In the realm of vehicle title management, traditional systems have long been plagued by inefficiencies and delays. CHAMPtitles, a pioneering SaaS company based in Ohio, has transformed title management into a seamless, secure, and efficient process by leveraging the power of blockchain technology.
CHAMPtitles stands at the forefront of digitizing title management through its utilization of blockchain technology. Its DMV modernization software digitizes vehicle titles and the process of acquiring vehicle registrations and liens, eliminating the need for cumbersome paperwork and manual processes. Previously, title turnaround times could take up to 45 days, causing inconvenience and delays for various stakeholders. With its innovative blockchain-based solution, CHAMPtitles has revolutionized the process, which now takes less than one day, reducing costs and errors for all parties involved.
"We feel very fortunate to be in a state that has leadership that is both pro-business and pro-technology, as evidenced by the influx of tech companies and robust tech talent making Ohio their home," said Shane Bigelow, CEO of CHAMPtitles. "We look forward to continuing to support the growth of northeast Ohio with our company as our title platform makes national impact."CHAMPtitles is headquartered in the vibrant city of Cleveland, Ohio, and has over 40 employees. As of June 2023, Coinbase has over 1 million users in Ohio.
CHAMPtitles was founded in Ohio, but its impact extends far beyond the Buckeye State. The company has successfully sold its software to numerous state governments, including West Virginia. Through collaboration with the state, it has facilitated the launch of its national Title Clearinghouse, a groundbreaking technology for car dealers, insurance carriers, fleet operators, and lenders, which facilitates interstate title transfers. This fully digital solution harnesses the power of blockchain to lower costs, increase efficiencies, and expedite the process to the benefit of these entities.

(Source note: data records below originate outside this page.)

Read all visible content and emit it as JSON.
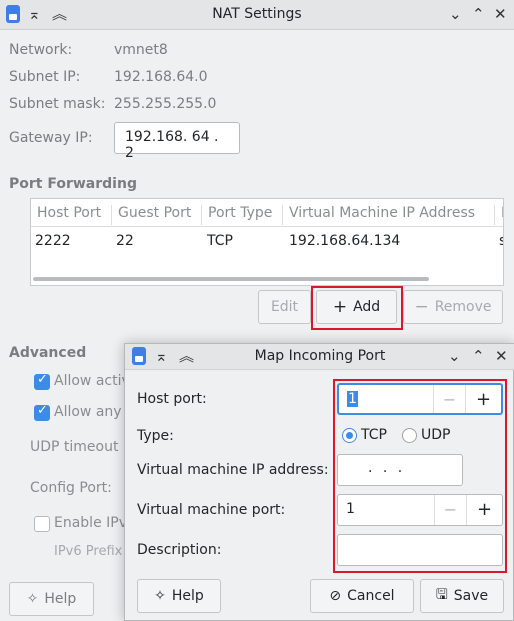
{
  "window": {
    "title": "NAT Settings"
  },
  "network": {
    "network_label": "Network:",
    "network_value": "vmnet8",
    "subnet_ip_label": "Subnet IP:",
    "subnet_ip_value": "192.168.64.0",
    "subnet_mask_label": "Subnet mask:",
    "subnet_mask_value": "255.255.255.0",
    "gateway_label": "Gateway IP:",
    "gateway_value": "192.168. 64 .  2"
  },
  "port_forwarding": {
    "title": "Port Forwarding",
    "columns": [
      "Host Port",
      "Guest Port",
      "Port Type",
      "Virtual Machine IP Address",
      "D"
    ],
    "rows": [
      {
        "host_port": "2222",
        "guest_port": "22",
        "port_type": "TCP",
        "vm_ip": "192.168.64.134",
        "desc": "s"
      }
    ],
    "edit_label": "Edit",
    "add_label": "Add",
    "remove_label": "Remove"
  },
  "advanced": {
    "title": "Advanced",
    "allow_active_label": "Allow activ",
    "allow_any_label": "Allow any",
    "udp_timeout_label": "UDP timeout",
    "config_port_label": "Config Port:",
    "enable_ipv6_label": "Enable IPv",
    "ipv6_prefix_label": "IPv6 Prefix"
  },
  "footer": {
    "help_label": "Help"
  },
  "dialog": {
    "title": "Map Incoming Port",
    "host_port_label": "Host port:",
    "host_port_value": "1",
    "type_label": "Type:",
    "tcp_label": "TCP",
    "udp_label": "UDP",
    "selected_type": "TCP",
    "vm_ip_label": "Virtual machine IP address:",
    "vm_ip_value": ".   .   .",
    "vm_port_label": "Virtual machine port:",
    "vm_port_value": "1",
    "description_label": "Description:",
    "description_value": "",
    "help_label": "Help",
    "cancel_label": "Cancel",
    "save_label": "Save"
  },
  "colors": {
    "accent": "#3d8be8",
    "highlight_box": "#d7192a"
  }
}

BLOCKY, a Montana-based company primarily funded by the National Science Foundation, has firsthand experience with the benefits of crypto. BLOCKY builds blockchain-based systems for data provenance and secure computing. BLOCKY’s CEO and founder, Taylor Heinecke, says between the strong community of entrepreneurs, innovators, and investors in Montana, and the Montana Utility Token Act passed in 2019, Montana has become an incredible place to start a crypto business.
According to Taylor, Montana has helped support their growing blockchain business with grants, which has empowered them to grow their local economy and job force. “We’ve also been very fortunate at BLOCKY to recruit several Montana State University graduates who embody a strong Montana work ethic and bring a can-do attitude to problem-solving.”
Taylor also recognizes that pro-crypto legislation at the state level doesn’t necessarily translate to the federal level, but he strongly believes that the US needs to embrace innovation. “Blockchain innovation is in early stages, and letting it flourish will lead to huge upsides for the US, as has been the case with other technology waves such as the internet... Letting Americans innovate is the surest path to the continued American leadership in tech.” He urges regulators and policymakers to fully understand the nuance of technology and set out clear guidelines between utility tokens and security tokens. In the meantime, Montana is proactively still pushing forward crypto legislation despite federal uncertainty.
Staying true to its mining roots, Montana doubled down recently and passed pro-crypto mining legislation in both the state House and Senate with The Right to Mine bill. This legislation aims to create legal certainty for individuals and businesses in Montana who mine cryptocurrency. Under its provisions, every citizen would have the right to mine cryptocurrency at home, and every company would be able to set up a commercial mining operation subject to certain exceptions. Moreover, it would prohibit the government from imposing unduly discriminatory utility rates on miners or restricting mining operations solely on the basis of zoning or environmental laws. Just another example of states filling the void left by federal policymakers and regulators.
More than half of the Fortune 100 have pursued crypto, blockchain, or web3 initiatives since the start of 2020.
Since 2017, Fortune 100 companies have made 109 private venture capital investments in 80 crypto blockchain startups, contributing to rounds worth over $8 billion.12
About two-thirds of surveyed Fortune 500 executives who are familiar with cryptocurrency or blockchain say that investing in these technologies is important for staying ahead of their competition.12
The US is at risk of losing out on 1 million developer jobs and 3 million related non-technical jobs over the next 7 years as web3 development increasingly moves overseas.13
The US's share of global web3 development has already dropped from 40% to 29% in the last 5 years fueled by uncertainty and a regulation-by-enforcement approach in the US.13
On average the US is losing almost 2% of the web3 developer share every year. That means high-quality, good-paying jobs are leaving the US to innovate in locations with better conditions like clear regulation or a commitment to technological leadership.13